The way of the system that delays making an “early stage” cancer into palliative care is no exaggeration on my part. The following is from Cancer.Net, doctor approved patient information from ASCO, which is the American Society of Clinical Oncology.
“About 5% of women have metastatic cancer when they are first diagnosed with breast cancer.”
“If the cancer has spread to the regional lymph nodes, the 5-year survival rate is 85%.”
Taxotere is a drug that Humana is saying it will only approve to stop the growth of cancer cells as long as they are in breasts. Those same cancer cells in lymph nodes — naw. Let them grow beyond the lymph nodes into organs and bones because they are more interested in saving breast parts than giving women with metastatic breast cancer a chance to live — permanently bald or not.
Based on an article by the law firm, Sanofi-Aventis Corp., the manufacturer of Taxotere, has no problem paying out settlements. I suppose that’s because if they can argue that the average life-span with metastatic breast cancer is five-years, then the amount of settlements is low, compared to settlements for women who might live longer bald.
Humana is not my oncologist, — my oncologist who looks into my eyes and the eyes of my family, who talks to us, and who respects me as a human being.
Last night I ended up going to the ER. I’ve not yet had the port installed for chemo, so last week they ran it through a regular IV. My hand became swollen and I was told to use hot compresses. Three days of hot compresses and my hand began swelling in other areas all the way down to my wrist. Turns out that I have blood clots – deep vein thrombosis. The nurse practitioner in the ER gave me a Xarelto and a prescription. Because my hand is also red, she also prescribed an anti-biotic.
This morning I had a nose bleed. I was instructed that if it bleeds for more than an hour to get to the ER. Chances are that the surgery for the port will be postponed. I trust the medical professionals treating me and I am sure this is not their first time seeing this situation. My hope is that the chemo will not have to be delayed. I am in pain. I want the cancer cells to stop eating through my tissue. I want the cancer cells to die.
By the way, I’m posting this under the category “Happiness and Kindness” because in spite of things, my attitude towards others and life itself, shall not change.

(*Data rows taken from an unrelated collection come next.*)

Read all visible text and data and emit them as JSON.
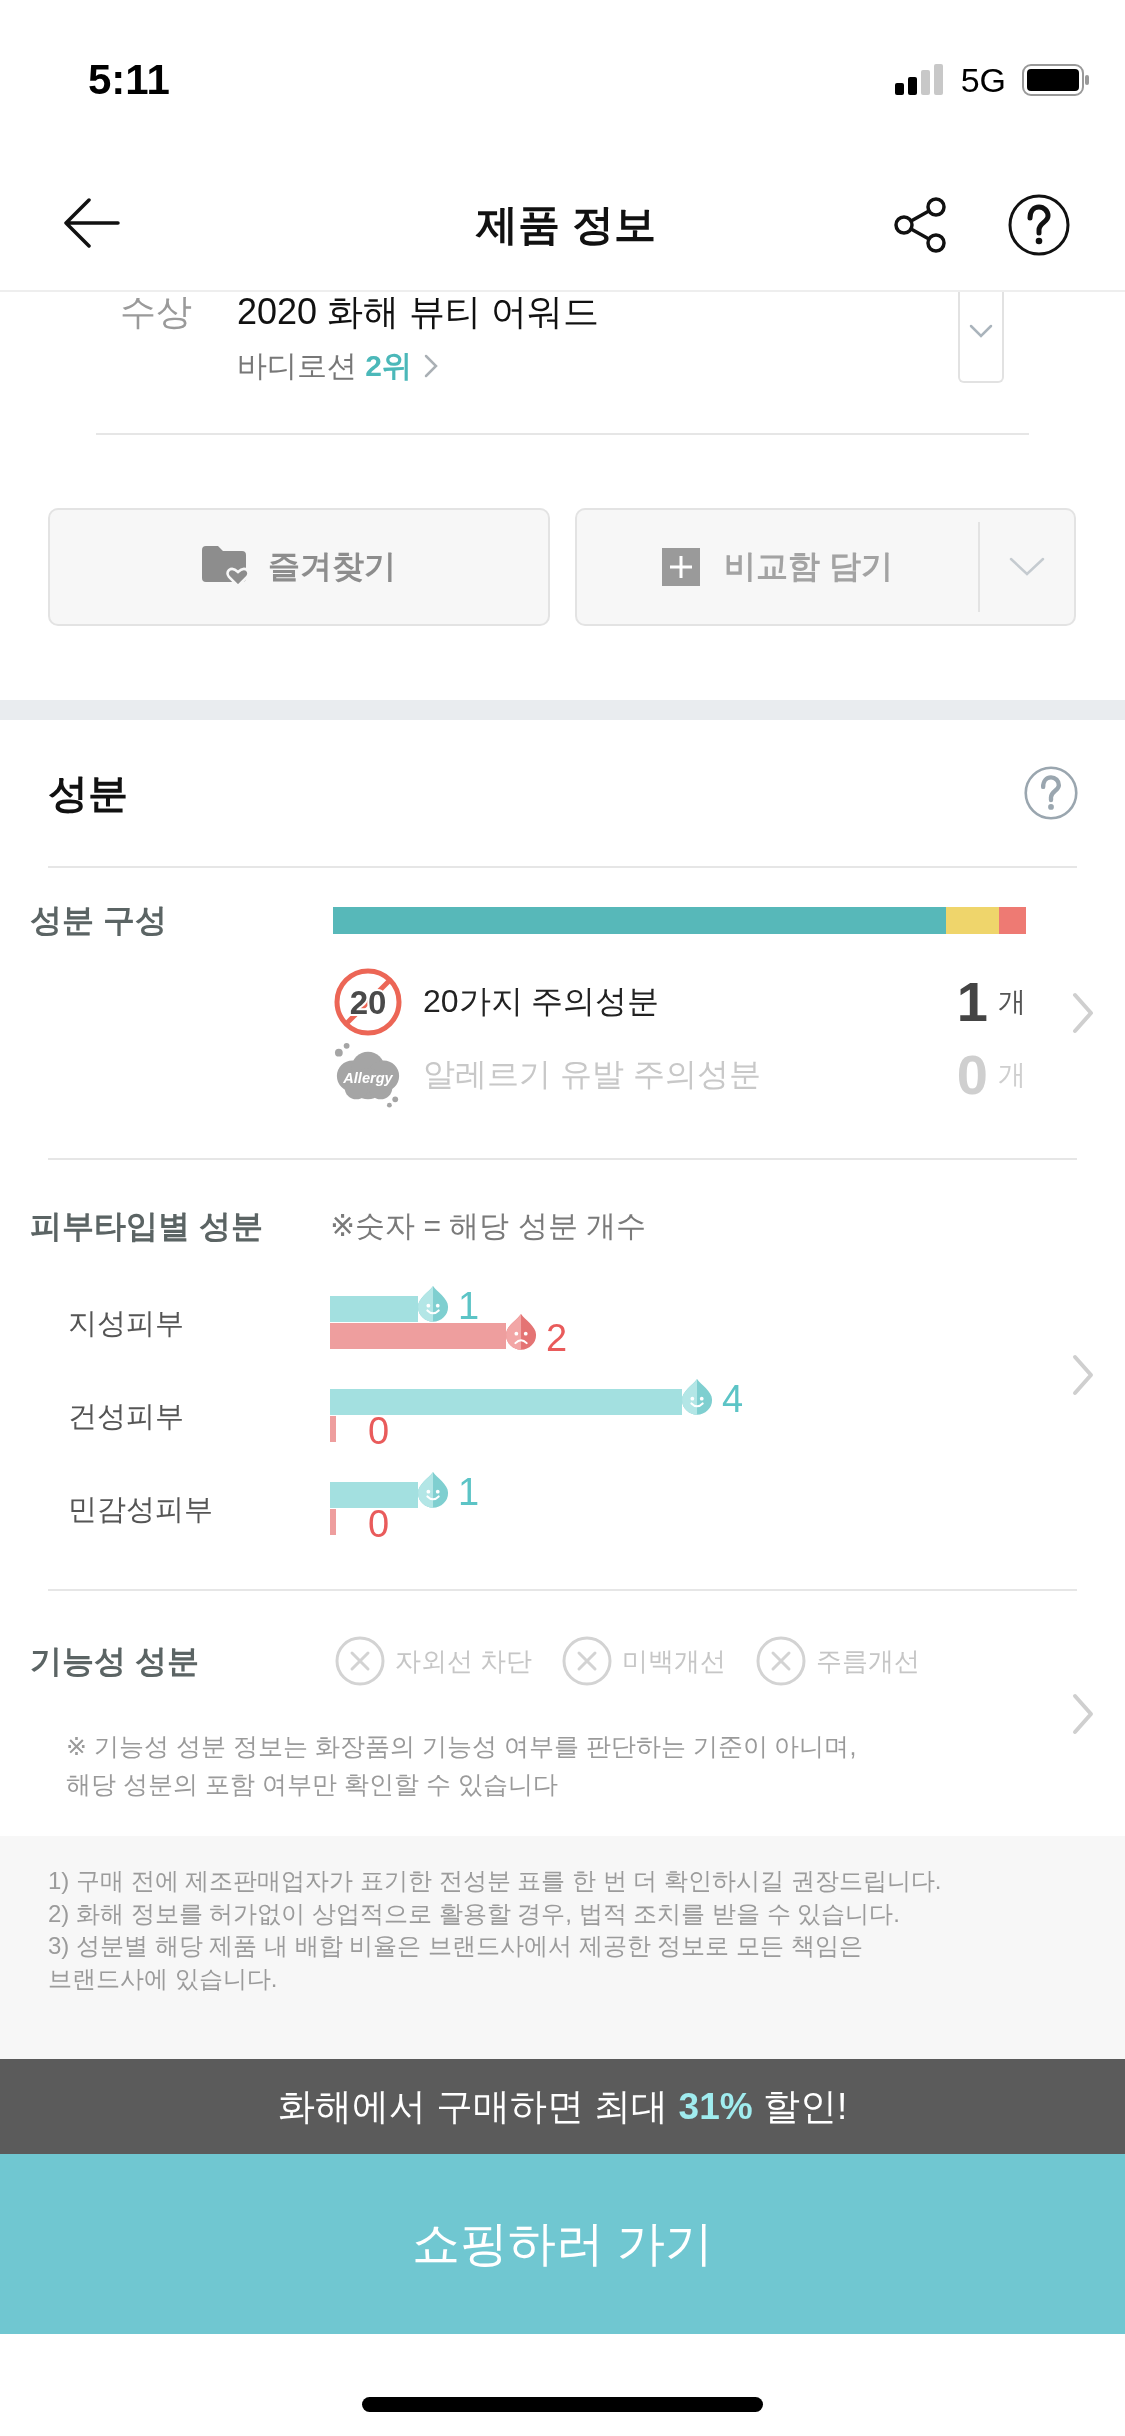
{
  "status_bar": {
    "time": "5:11",
    "network": "5G"
  },
  "header": {
    "title": "제품 정보"
  },
  "award": {
    "label": "수상",
    "title": "2020 화해 뷰티 어워드",
    "ranking": "바디로션 **2위**"
  },
  "actions": {
    "favorite": {
      "label": "즐겨찾기"
    },
    "compare": {
      "label": "비교함 담기"
    }
  },
  "ingredients": {
    "title": "성분",
    "composition": {
      "label": "성분 구성",
      "rows": [
        {
          "kind": "twenty",
          "badge": "20",
          "label": "20가지 주의성분",
          "count": "1",
          "unit": "개",
          "active": true
        },
        {
          "kind": "allergy",
          "badge": "Allergy",
          "label": "알레르기 유발 주의성분",
          "count": "0",
          "unit": "개",
          "active": false
        }
      ]
    },
    "skin_types": {
      "label": "피부타입별 성분",
      "legend": "※숫자 = 해당 성분 개수",
      "chart_data": {
        "type": "bar",
        "orientation": "horizontal",
        "categories": [
          "지성피부",
          "건성피부",
          "민감성피부"
        ],
        "series": [
          {
            "color": "#a3e0e0",
            "values": [
              1,
              4,
              1
            ]
          },
          {
            "color": "#ee9e9e",
            "values": [
              2,
              0,
              0
            ]
          }
        ],
        "data_labels": true
      }
    },
    "functional": {
      "label": "기능성 성분",
      "items": [
        {
          "label": "자외선 차단",
          "contained": false
        },
        {
          "label": "미백개선",
          "contained": false
        },
        {
          "label": "주름개선",
          "contained": false
        }
      ],
      "note": "※ 기능성 성분 정보는 화장품의 기능성 여부를 판단하는 기준이 아니며,\n해당 성분의 포함 여부만 확인할 수 있습니다"
    }
  },
  "disclaimers": [
    "1) 구매 전에 제조판매업자가 표기한 전성분 표를 한 번 더 확인하시길 권장드립니다.",
    "2) 화해 정보를 허가없이 상업적으로 활용할 경우, 법적 조치를 받을 수 있습니다.",
    "3) 성분별 해당 제품 내 배합 비율은 브랜드사에서 제공한 정보로 모든 책임은\n브랜드사에 있습니다."
  ],
  "promo_banner": {
    "text": "화해에서 구매하면 최대 **31%** 할인!"
  },
  "shop_button": {
    "label": "쇼핑하러 가기"
  }
}
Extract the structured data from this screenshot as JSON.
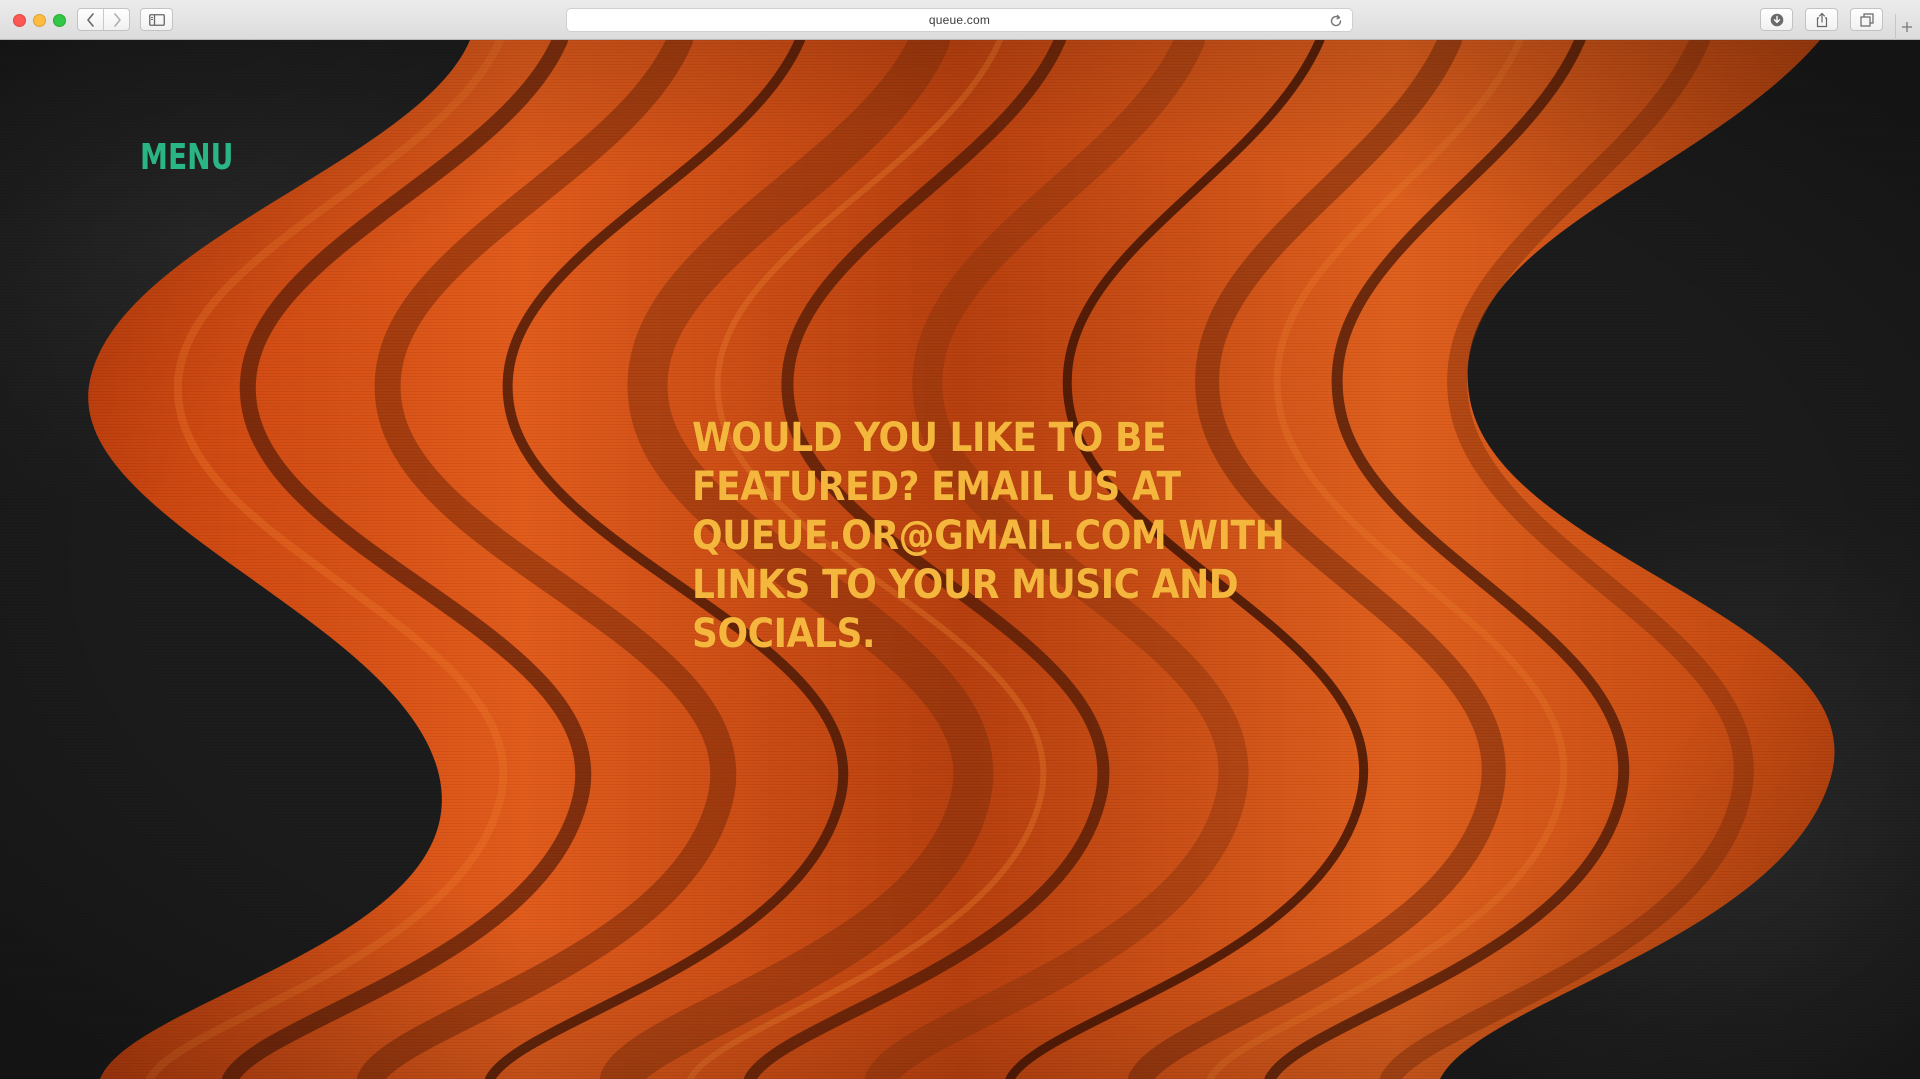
{
  "browser": {
    "url": "queue.com",
    "icons": {
      "close": "close-dot",
      "minimize": "minimize-dot",
      "maximize": "maximize-dot",
      "back": "chevron-left-icon",
      "forward": "chevron-right-icon",
      "sidebar": "sidebar-icon",
      "reload": "reload-icon",
      "download": "download-icon",
      "share": "share-icon",
      "tabs": "tabs-icon",
      "new_tab": "plus-icon"
    }
  },
  "page": {
    "menu_label": "MENU",
    "feature_message": "WOULD YOU LIKE TO BE FEATURED? EMAIL US AT QUEUE.OR@GMAIL.COM WITH LINKS TO YOUR MUSIC AND SOCIALS.",
    "colors": {
      "menu": "#2ab585",
      "message": "#f4b63c",
      "wave_orange": "#e2571a",
      "background": "#1c1c1c"
    }
  }
}
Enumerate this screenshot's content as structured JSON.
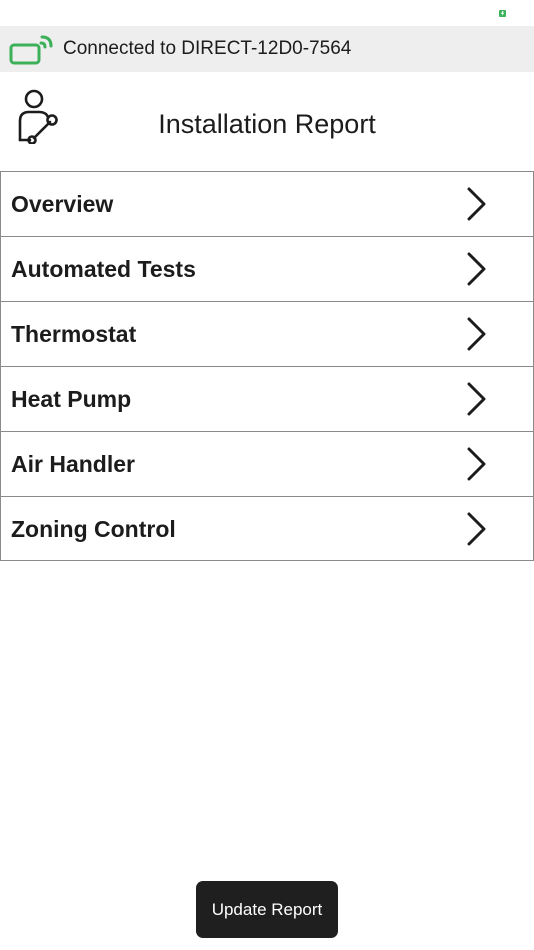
{
  "status_bar": {
    "battery_icon": "battery-charging-icon",
    "battery_color": "#3db05a"
  },
  "connection": {
    "icon": "wifi-connected-device-icon",
    "icon_color": "#3db05a",
    "text": "Connected to DIRECT-12D0-7564"
  },
  "header": {
    "icon": "installer-wrench-icon",
    "title": "Installation Report"
  },
  "menu": {
    "items": [
      {
        "label": "Overview"
      },
      {
        "label": "Automated Tests"
      },
      {
        "label": "Thermostat"
      },
      {
        "label": "Heat Pump"
      },
      {
        "label": "Air Handler"
      },
      {
        "label": "Zoning Control"
      }
    ],
    "chevron_icon": "chevron-right-icon"
  },
  "footer": {
    "update_button_label": "Update Report"
  },
  "colors": {
    "accent": "#3db05a",
    "button_background": "#1f1f1f",
    "connection_bar_background": "#eeeeee",
    "divider": "#8a8a8a"
  }
}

To interject a sense of humor, women in Stage IV breast cancer should always early vote. If they die before election day, it will run people crazy trying to figure out how dead people voted.